BEGIN
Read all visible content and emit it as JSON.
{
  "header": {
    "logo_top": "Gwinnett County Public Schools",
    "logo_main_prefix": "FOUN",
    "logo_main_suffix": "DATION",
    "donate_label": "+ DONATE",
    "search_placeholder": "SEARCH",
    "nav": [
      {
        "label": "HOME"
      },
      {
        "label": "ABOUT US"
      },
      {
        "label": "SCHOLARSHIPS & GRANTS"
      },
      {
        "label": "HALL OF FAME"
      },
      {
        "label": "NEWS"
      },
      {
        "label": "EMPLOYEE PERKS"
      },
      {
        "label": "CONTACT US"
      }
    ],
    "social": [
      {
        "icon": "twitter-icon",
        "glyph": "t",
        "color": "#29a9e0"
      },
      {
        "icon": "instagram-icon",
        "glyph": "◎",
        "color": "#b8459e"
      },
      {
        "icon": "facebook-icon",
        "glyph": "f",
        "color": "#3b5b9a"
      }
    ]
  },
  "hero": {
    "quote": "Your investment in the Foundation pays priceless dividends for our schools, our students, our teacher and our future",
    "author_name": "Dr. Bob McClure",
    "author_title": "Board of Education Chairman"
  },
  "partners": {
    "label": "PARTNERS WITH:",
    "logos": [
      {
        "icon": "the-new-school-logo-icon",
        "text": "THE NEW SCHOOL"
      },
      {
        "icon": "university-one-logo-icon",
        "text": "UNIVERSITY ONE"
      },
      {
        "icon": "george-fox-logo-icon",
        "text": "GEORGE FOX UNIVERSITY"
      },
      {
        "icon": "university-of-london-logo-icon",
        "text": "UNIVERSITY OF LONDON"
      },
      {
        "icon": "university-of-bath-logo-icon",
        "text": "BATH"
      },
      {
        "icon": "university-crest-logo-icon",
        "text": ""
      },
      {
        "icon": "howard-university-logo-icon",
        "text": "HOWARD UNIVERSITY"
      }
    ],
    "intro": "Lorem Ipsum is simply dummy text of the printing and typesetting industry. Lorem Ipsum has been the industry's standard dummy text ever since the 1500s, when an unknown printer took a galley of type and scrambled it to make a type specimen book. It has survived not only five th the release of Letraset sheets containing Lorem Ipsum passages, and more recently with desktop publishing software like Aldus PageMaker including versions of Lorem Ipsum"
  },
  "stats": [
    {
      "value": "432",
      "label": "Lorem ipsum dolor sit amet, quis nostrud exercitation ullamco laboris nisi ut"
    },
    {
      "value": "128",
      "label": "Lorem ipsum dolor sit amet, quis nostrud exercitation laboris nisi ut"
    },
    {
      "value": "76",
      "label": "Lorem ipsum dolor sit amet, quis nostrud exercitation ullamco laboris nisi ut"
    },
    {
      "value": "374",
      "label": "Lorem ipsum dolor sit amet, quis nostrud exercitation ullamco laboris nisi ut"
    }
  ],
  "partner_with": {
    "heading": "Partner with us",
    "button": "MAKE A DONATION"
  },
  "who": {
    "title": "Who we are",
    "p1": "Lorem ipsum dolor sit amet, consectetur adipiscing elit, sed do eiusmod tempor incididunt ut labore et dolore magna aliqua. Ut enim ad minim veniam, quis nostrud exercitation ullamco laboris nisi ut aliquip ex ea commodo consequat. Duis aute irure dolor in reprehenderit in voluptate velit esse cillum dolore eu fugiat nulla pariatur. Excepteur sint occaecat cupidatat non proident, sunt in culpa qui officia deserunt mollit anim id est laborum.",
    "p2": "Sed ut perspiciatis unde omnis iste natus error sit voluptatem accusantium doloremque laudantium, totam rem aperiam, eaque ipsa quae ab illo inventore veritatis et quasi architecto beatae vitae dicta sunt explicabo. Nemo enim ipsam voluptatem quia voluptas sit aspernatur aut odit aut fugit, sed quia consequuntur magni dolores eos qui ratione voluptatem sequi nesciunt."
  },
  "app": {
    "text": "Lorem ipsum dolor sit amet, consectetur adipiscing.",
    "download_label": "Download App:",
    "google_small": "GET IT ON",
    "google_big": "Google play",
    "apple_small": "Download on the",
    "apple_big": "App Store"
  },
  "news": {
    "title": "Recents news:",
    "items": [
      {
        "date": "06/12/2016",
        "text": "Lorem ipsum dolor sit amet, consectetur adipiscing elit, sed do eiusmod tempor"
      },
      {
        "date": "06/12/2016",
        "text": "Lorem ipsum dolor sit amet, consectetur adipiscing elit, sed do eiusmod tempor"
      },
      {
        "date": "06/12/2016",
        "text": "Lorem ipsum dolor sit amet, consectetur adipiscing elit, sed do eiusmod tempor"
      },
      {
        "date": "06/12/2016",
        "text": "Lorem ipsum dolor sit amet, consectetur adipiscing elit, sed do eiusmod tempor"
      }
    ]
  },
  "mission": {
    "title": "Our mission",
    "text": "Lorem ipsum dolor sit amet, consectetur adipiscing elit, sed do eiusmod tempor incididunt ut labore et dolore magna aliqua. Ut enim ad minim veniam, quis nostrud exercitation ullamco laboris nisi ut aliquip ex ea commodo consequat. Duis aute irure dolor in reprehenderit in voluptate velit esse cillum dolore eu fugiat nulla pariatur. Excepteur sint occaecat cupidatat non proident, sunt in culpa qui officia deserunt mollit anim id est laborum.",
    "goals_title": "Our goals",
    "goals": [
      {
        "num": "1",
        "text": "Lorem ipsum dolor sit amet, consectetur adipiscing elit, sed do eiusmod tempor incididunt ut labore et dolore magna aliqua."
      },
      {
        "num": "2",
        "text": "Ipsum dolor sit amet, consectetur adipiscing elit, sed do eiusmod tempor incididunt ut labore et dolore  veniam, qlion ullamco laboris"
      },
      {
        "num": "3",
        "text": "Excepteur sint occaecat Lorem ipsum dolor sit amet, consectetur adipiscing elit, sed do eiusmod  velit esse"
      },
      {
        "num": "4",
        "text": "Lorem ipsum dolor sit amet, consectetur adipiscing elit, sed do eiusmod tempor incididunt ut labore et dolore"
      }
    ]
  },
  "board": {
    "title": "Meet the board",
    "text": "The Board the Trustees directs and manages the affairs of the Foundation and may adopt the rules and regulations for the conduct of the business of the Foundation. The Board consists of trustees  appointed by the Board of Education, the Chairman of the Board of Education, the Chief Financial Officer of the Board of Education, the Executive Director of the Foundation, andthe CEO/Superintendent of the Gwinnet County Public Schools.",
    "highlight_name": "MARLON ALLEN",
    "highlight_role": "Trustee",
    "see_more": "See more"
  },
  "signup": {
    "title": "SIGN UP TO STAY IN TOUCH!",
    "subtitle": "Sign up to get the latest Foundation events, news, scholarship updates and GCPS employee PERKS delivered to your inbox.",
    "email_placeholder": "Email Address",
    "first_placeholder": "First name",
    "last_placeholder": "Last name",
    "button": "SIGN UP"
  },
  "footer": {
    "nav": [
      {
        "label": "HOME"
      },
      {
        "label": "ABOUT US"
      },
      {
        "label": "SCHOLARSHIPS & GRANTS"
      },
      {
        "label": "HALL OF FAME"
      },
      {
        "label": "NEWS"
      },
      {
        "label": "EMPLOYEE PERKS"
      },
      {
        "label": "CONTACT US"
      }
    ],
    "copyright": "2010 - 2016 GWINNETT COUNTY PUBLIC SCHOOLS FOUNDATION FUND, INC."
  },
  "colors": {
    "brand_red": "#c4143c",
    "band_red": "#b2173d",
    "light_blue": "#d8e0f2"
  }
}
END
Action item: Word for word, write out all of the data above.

Output for this task:
Read all visible content and emit it as JSON.
{
  "header": {
    "logo_top": "Gwinnett County Public Schools",
    "logo_main_prefix": "FOUN",
    "logo_main_suffix": "DATION",
    "donate_label": "+ DONATE",
    "search_placeholder": "SEARCH",
    "nav": [
      {
        "label": "HOME"
      },
      {
        "label": "ABOUT US"
      },
      {
        "label": "SCHOLARSHIPS & GRANTS"
      },
      {
        "label": "HALL OF FAME"
      },
      {
        "label": "NEWS"
      },
      {
        "label": "EMPLOYEE PERKS"
      },
      {
        "label": "CONTACT US"
      }
    ],
    "social": [
      {
        "icon": "twitter-icon",
        "glyph": "t",
        "color": "#29a9e0"
      },
      {
        "icon": "instagram-icon",
        "glyph": "◎",
        "color": "#b8459e"
      },
      {
        "icon": "facebook-icon",
        "glyph": "f",
        "color": "#3b5b9a"
      }
    ]
  },
  "hero": {
    "quote": "Your investment in the Foundation pays priceless dividends for our schools, our students, our teacher and our future",
    "author_name": "Dr. Bob McClure",
    "author_title": "Board of Education Chairman"
  },
  "partners": {
    "label": "PARTNERS WITH:",
    "logos": [
      {
        "icon": "the-new-school-logo-icon",
        "text": "THE NEW SCHOOL"
      },
      {
        "icon": "university-one-logo-icon",
        "text": "UNIVERSITY ONE"
      },
      {
        "icon": "george-fox-logo-icon",
        "text": "GEORGE FOX UNIVERSITY"
      },
      {
        "icon": "university-of-london-logo-icon",
        "text": "UNIVERSITY OF LONDON"
      },
      {
        "icon": "university-of-bath-logo-icon",
        "text": "BATH"
      },
      {
        "icon": "university-crest-logo-icon",
        "text": ""
      },
      {
        "icon": "howard-university-logo-icon",
        "text": "HOWARD UNIVERSITY"
      }
    ],
    "intro": "Lorem Ipsum is simply dummy text of the printing and typesetting industry. Lorem Ipsum has been the industry's standard dummy text ever since the 1500s, when an unknown printer took a galley of type and scrambled it to make a type specimen book. It has survived not only five th the release of Letraset sheets containing Lorem Ipsum passages, and more recently with desktop publishing software like Aldus PageMaker including versions of Lorem Ipsum"
  },
  "stats": [
    {
      "value": "432",
      "label": "Lorem ipsum dolor sit amet, quis nostrud exercitation ullamco laboris nisi ut"
    },
    {
      "value": "128",
      "label": "Lorem ipsum dolor sit amet, quis nostrud exercitation laboris nisi ut"
    },
    {
      "value": "76",
      "label": "Lorem ipsum dolor sit amet, quis nostrud exercitation ullamco laboris nisi ut"
    },
    {
      "value": "374",
      "label": "Lorem ipsum dolor sit amet, quis nostrud exercitation ullamco laboris nisi ut"
    }
  ],
  "partner_with": {
    "heading": "Partner with us",
    "button": "MAKE A DONATION"
  },
  "who": {
    "title": "Who we are",
    "p1": "Lorem ipsum dolor sit amet, consectetur adipiscing elit, sed do eiusmod tempor incididunt ut labore et dolore magna aliqua. Ut enim ad minim veniam, quis nostrud exercitation ullamco laboris nisi ut aliquip ex ea commodo consequat. Duis aute irure dolor in reprehenderit in voluptate velit esse cillum dolore eu fugiat nulla pariatur. Excepteur sint occaecat cupidatat non proident, sunt in culpa qui officia deserunt mollit anim id est laborum.",
    "p2": "Sed ut perspiciatis unde omnis iste natus error sit voluptatem accusantium doloremque laudantium, totam rem aperiam, eaque ipsa quae ab illo inventore veritatis et quasi architecto beatae vitae dicta sunt explicabo. Nemo enim ipsam voluptatem quia voluptas sit aspernatur aut odit aut fugit, sed quia consequuntur magni dolores eos qui ratione voluptatem sequi nesciunt."
  },
  "app": {
    "text": "Lorem ipsum dolor sit amet, consectetur adipiscing.",
    "download_label": "Download App:",
    "google_small": "GET IT ON",
    "google_big": "Google play",
    "apple_small": "Download on the",
    "apple_big": "App Store"
  },
  "news": {
    "title": "Recents news:",
    "items": [
      {
        "date": "06/12/2016",
        "text": "Lorem ipsum dolor sit amet, consectetur adipiscing elit, sed do eiusmod tempor"
      },
      {
        "date": "06/12/2016",
        "text": "Lorem ipsum dolor sit amet, consectetur adipiscing elit, sed do eiusmod tempor"
      },
      {
        "date": "06/12/2016",
        "text": "Lorem ipsum dolor sit amet, consectetur adipiscing elit, sed do eiusmod tempor"
      },
      {
        "date": "06/12/2016",
        "text": "Lorem ipsum dolor sit amet, consectetur adipiscing elit, sed do eiusmod tempor"
      }
    ]
  },
  "mission": {
    "title": "Our mission",
    "text": "Lorem ipsum dolor sit amet, consectetur adipiscing elit, sed do eiusmod tempor incididunt ut labore et dolore magna aliqua. Ut enim ad minim veniam, quis nostrud exercitation ullamco laboris nisi ut aliquip ex ea commodo consequat. Duis aute irure dolor in reprehenderit in voluptate velit esse cillum dolore eu fugiat nulla pariatur. Excepteur sint occaecat cupidatat non proident, sunt in culpa qui officia deserunt mollit anim id est laborum.",
    "goals_title": "Our goals",
    "goals": [
      {
        "num": "1",
        "text": "Lorem ipsum dolor sit amet, consectetur adipiscing elit, sed do eiusmod tempor incididunt ut labore et dolore magna aliqua."
      },
      {
        "num": "2",
        "text": "Ipsum dolor sit amet, consectetur adipiscing elit, sed do eiusmod tempor incididunt ut labore et dolore  veniam, qlion ullamco laboris"
      },
      {
        "num": "3",
        "text": "Excepteur sint occaecat Lorem ipsum dolor sit amet, consectetur adipiscing elit, sed do eiusmod  velit esse"
      },
      {
        "num": "4",
        "text": "Lorem ipsum dolor sit amet, consectetur adipiscing elit, sed do eiusmod tempor incididunt ut labore et dolore"
      }
    ]
  },
  "board": {
    "title": "Meet the board",
    "text": "The Board the Trustees directs and manages the affairs of the Foundation and may adopt the rules and regulations for the conduct of the business of the Foundation. The Board consists of trustees  appointed by the Board of Education, the Chairman of the Board of Education, the Chief Financial Officer of the Board of Education, the Executive Director of the Foundation, andthe CEO/Superintendent of the Gwinnet County Public Schools.",
    "highlight_name": "MARLON ALLEN",
    "highlight_role": "Trustee",
    "see_more": "See more"
  },
  "signup": {
    "title": "SIGN UP TO STAY IN TOUCH!",
    "subtitle": "Sign up to get the latest Foundation events, news, scholarship updates and GCPS employee PERKS delivered to your inbox.",
    "email_placeholder": "Email Address",
    "first_placeholder": "First name",
    "last_placeholder": "Last name",
    "button": "SIGN UP"
  },
  "footer": {
    "nav": [
      {
        "label": "HOME"
      },
      {
        "label": "ABOUT US"
      },
      {
        "label": "SCHOLARSHIPS & GRANTS"
      },
      {
        "label": "HALL OF FAME"
      },
      {
        "label": "NEWS"
      },
      {
        "label": "EMPLOYEE PERKS"
      },
      {
        "label": "CONTACT US"
      }
    ],
    "copyright": "2010 - 2016 GWINNETT COUNTY PUBLIC SCHOOLS FOUNDATION FUND, INC."
  },
  "colors": {
    "brand_red": "#c4143c",
    "band_red": "#b2173d",
    "light_blue": "#d8e0f2"
  }
}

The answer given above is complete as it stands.